Data:
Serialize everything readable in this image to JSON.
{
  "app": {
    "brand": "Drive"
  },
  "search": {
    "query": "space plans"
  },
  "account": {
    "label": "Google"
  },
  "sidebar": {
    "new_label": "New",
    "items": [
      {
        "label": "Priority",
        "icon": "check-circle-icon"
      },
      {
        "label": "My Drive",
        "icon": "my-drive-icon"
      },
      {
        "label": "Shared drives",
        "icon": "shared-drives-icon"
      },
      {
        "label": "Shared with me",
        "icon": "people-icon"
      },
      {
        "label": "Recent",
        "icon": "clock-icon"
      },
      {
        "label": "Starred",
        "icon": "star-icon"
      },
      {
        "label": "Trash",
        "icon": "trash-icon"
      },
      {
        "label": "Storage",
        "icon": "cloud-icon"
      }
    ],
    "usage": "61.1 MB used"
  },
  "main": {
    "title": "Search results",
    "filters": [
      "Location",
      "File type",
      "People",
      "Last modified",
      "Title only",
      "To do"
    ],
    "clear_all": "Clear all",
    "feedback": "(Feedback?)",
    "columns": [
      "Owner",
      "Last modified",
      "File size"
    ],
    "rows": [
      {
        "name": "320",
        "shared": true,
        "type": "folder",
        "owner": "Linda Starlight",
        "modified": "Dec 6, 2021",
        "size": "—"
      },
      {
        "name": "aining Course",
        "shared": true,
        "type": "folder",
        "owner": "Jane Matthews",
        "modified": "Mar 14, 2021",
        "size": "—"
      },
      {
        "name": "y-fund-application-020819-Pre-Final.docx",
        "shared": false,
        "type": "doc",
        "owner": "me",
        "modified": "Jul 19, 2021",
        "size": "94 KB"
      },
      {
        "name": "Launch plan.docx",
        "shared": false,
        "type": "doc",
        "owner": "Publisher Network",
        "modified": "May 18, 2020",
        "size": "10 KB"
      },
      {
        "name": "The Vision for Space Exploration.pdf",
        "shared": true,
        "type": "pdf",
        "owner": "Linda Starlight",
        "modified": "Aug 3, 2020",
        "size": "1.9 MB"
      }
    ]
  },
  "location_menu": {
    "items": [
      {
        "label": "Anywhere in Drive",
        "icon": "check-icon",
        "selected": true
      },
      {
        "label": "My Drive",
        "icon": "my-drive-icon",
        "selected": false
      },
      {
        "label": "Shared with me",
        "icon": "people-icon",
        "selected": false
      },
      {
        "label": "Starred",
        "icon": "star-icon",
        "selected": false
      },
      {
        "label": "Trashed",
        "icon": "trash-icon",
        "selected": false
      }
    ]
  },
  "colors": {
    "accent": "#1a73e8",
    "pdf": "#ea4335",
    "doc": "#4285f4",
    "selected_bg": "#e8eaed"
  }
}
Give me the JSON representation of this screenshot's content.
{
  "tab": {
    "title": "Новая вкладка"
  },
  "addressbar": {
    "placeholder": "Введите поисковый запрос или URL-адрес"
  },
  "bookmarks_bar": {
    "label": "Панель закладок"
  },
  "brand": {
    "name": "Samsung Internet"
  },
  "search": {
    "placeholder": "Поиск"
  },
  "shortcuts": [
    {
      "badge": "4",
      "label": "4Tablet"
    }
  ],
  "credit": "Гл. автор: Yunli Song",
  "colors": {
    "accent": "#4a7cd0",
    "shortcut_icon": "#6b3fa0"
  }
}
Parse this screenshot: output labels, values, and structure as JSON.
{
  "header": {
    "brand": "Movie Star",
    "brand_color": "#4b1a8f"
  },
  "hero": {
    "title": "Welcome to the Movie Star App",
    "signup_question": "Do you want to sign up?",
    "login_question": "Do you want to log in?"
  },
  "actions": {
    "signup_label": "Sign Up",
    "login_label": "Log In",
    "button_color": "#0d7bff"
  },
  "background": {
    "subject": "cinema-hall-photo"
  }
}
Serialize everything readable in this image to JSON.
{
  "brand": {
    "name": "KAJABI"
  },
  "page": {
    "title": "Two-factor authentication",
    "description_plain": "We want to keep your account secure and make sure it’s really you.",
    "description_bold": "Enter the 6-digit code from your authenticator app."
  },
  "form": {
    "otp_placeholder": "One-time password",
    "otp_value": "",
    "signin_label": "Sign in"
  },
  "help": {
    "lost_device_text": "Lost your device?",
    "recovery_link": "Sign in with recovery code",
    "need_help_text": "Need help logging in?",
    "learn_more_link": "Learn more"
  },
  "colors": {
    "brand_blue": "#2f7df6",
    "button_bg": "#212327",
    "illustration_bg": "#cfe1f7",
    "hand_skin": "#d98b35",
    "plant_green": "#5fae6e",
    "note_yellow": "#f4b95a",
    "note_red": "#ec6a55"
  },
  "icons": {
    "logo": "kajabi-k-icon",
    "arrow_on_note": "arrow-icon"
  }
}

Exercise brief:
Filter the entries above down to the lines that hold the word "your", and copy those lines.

Solved problem:
    "description_plain": "We want to keep your account secure and make sure it’s really you.",
    "description_bold": "Enter the 6-digit code from your authenticator app."
    "lost_device_text": "Lost your device?",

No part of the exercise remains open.